Five years ago Robert Ellis
got tasked with the most memorable assignment of his life: keep Saddam Hussein
Ellis, a 59-year-old surgical nurse at Barnes-Jewish Hospital, had just arrived in Iraq for a tour with the U.S. Army. Now retired from the military, Ellis was then a master sergeant reservist with the 439th Military Police Detachment. He became Saddam's nurse.
For eight months, Ellis visited Saddam twice a day, checking his vitals and forming a bond that left him conflicted. "My orders were to keep him alive and healthy," Ellis tells Daily RFT.
"By no means possible was he to die in U.S. custody. That was always on my mind. I was to do whatever it took to keep his spirits up and his blood pressure down, so he could go to the gallows a healthy man.
"I'm not in the habit of deceiving people, but that was my job. In the back of my mind I knew what was going to happen. That was a part of the conflict I experienced. We were going to all these great lengths to keep this man happy when we were going to kill him anyway."
Co-authored with former St. Louis Post-Dispatch
reporter Marianna Riley
, Ellis tells all in a new book, Caring For Victor.
("Victor" was the military's code name for the former dictator.)
Saddam was executed in December 2006 after going on trial for dispatching death squads to slaughter his own people. More than 180,000 Iraqi Kurds are believed to have died during the Anfal, or "spoils," a scourge considered Saddam's most brutal ethnic cleansing campaign.
But Ellis was under strict orders not to talk about any of that with the former Iraqi ruler.
In fact, says Ellis, their interactions were friendly. Growing up in the Pruitt-Igoe
housing project in St. Louis, says Ellis, helped him see Saddam's human qualities. As Ellis puts it, "There are two sides to everybody."
For one thing, Saddam was a neat freak who was allowed to keep cleaning supplies in his cell so he could keep the floor spic-and-span. He drank from a water bottle without letting it touch his mouth.

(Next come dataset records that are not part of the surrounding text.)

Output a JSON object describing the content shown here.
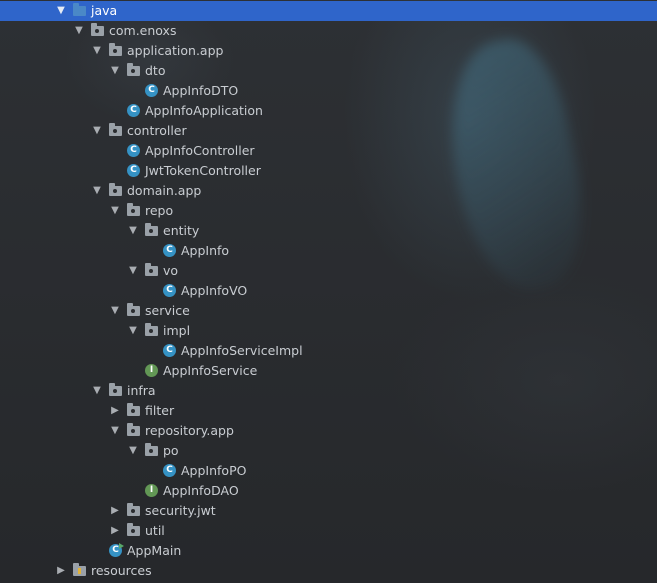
{
  "tree": [
    {
      "label": "java",
      "depth": 0,
      "arrow": "down",
      "icon": "folder-blue",
      "icon_name": "source-folder-icon",
      "selected": true
    },
    {
      "label": "com.enoxs",
      "depth": 1,
      "arrow": "down",
      "icon": "folder",
      "icon_name": "package-icon"
    },
    {
      "label": "application.app",
      "depth": 2,
      "arrow": "down",
      "icon": "folder",
      "icon_name": "package-icon"
    },
    {
      "label": "dto",
      "depth": 3,
      "arrow": "down",
      "icon": "folder",
      "icon_name": "package-icon"
    },
    {
      "label": "AppInfoDTO",
      "depth": 4,
      "arrow": "none",
      "icon": "class",
      "icon_name": "class-icon"
    },
    {
      "label": "AppInfoApplication",
      "depth": 3,
      "arrow": "none",
      "icon": "class",
      "icon_name": "class-icon"
    },
    {
      "label": "controller",
      "depth": 2,
      "arrow": "down",
      "icon": "folder",
      "icon_name": "package-icon"
    },
    {
      "label": "AppInfoController",
      "depth": 3,
      "arrow": "none",
      "icon": "class",
      "icon_name": "class-icon"
    },
    {
      "label": "JwtTokenController",
      "depth": 3,
      "arrow": "none",
      "icon": "class",
      "icon_name": "class-icon"
    },
    {
      "label": "domain.app",
      "depth": 2,
      "arrow": "down",
      "icon": "folder",
      "icon_name": "package-icon"
    },
    {
      "label": "repo",
      "depth": 3,
      "arrow": "down",
      "icon": "folder",
      "icon_name": "package-icon"
    },
    {
      "label": "entity",
      "depth": 4,
      "arrow": "down",
      "icon": "folder",
      "icon_name": "package-icon"
    },
    {
      "label": "AppInfo",
      "depth": 5,
      "arrow": "none",
      "icon": "class",
      "icon_name": "class-icon"
    },
    {
      "label": "vo",
      "depth": 4,
      "arrow": "down",
      "icon": "folder",
      "icon_name": "package-icon"
    },
    {
      "label": "AppInfoVO",
      "depth": 5,
      "arrow": "none",
      "icon": "class",
      "icon_name": "class-icon"
    },
    {
      "label": "service",
      "depth": 3,
      "arrow": "down",
      "icon": "folder",
      "icon_name": "package-icon"
    },
    {
      "label": "impl",
      "depth": 4,
      "arrow": "down",
      "icon": "folder",
      "icon_name": "package-icon"
    },
    {
      "label": "AppInfoServiceImpl",
      "depth": 5,
      "arrow": "none",
      "icon": "class",
      "icon_name": "class-icon"
    },
    {
      "label": "AppInfoService",
      "depth": 4,
      "arrow": "none",
      "icon": "interface",
      "icon_name": "interface-icon"
    },
    {
      "label": "infra",
      "depth": 2,
      "arrow": "down",
      "icon": "folder",
      "icon_name": "package-icon"
    },
    {
      "label": "filter",
      "depth": 3,
      "arrow": "right",
      "icon": "folder",
      "icon_name": "package-icon"
    },
    {
      "label": "repository.app",
      "depth": 3,
      "arrow": "down",
      "icon": "folder",
      "icon_name": "package-icon"
    },
    {
      "label": "po",
      "depth": 4,
      "arrow": "down",
      "icon": "folder",
      "icon_name": "package-icon"
    },
    {
      "label": "AppInfoPO",
      "depth": 5,
      "arrow": "none",
      "icon": "class",
      "icon_name": "class-icon"
    },
    {
      "label": "AppInfoDAO",
      "depth": 4,
      "arrow": "none",
      "icon": "interface",
      "icon_name": "interface-icon"
    },
    {
      "label": "security.jwt",
      "depth": 3,
      "arrow": "right",
      "icon": "folder",
      "icon_name": "package-icon"
    },
    {
      "label": "util",
      "depth": 3,
      "arrow": "right",
      "icon": "folder",
      "icon_name": "package-icon"
    },
    {
      "label": "AppMain",
      "depth": 2,
      "arrow": "none",
      "icon": "main",
      "icon_name": "main-class-icon"
    },
    {
      "label": "resources",
      "depth": 0,
      "arrow": "right",
      "icon": "folder-res",
      "icon_name": "resources-folder-icon"
    }
  ],
  "icon_glyphs": {
    "class": "C",
    "interface": "I",
    "main": "C"
  },
  "colors": {
    "selection": "#2f65ca",
    "class_icon": "#3592c4",
    "interface_icon": "#629755",
    "source_folder": "#4a88c7",
    "text": "#c9cdd2"
  }
}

"And he liked to read," explains Ellis. "He was a prolific writer. He liked children. He'd save food from his meals and feed the birds everyday. He had a garden -- I initially thought it was a patch of weeds, but then I found out [an FBI agent] had given him seeds to plant -- and he was always watering his plants. He said he'd always had a garden growing up."
Ellis says he never saw much of Saddam's dark side. "Once he told me he didn't take particular joy from the things he did. He just had to make difficult decisions at different times."
After eight months, Saddam was transferred to another facility and out of Ellis' care. The nurse remembers going to see Saddam at Camp Victory sometime later. "He kind of vented, because the way his cell was set up people could see him using the bathroom. He had been eating and he took one of his wet wipes and took half the food off his plate to give to me. We sat there and ate [in his cell]. Eventually the guards came to run me off. He turned to wash his hands, I tapped him on the shoulder and told him I had to go. I told him to take care of his self, he told me to take care of myself, and that was the last time I saw him."
Ellis and Riley are speaking tonight at the St. Louis County Library (headquarters) at 7 p.m.
St. Louis, you might recall, has its share of connections to the vanquished Iraqi strongman. It was a local auto mechanic named Samir
who yanked him from his spider hole in December 2004, and another St. Louisan named Michael "Sonny"Trimble
who led the Mass Graves Investigation Team, which assembled evidence to prosecute Saddam. You can read both stories right here: "I Punched Saddam in the Mouth"
and "CSI: Iraq"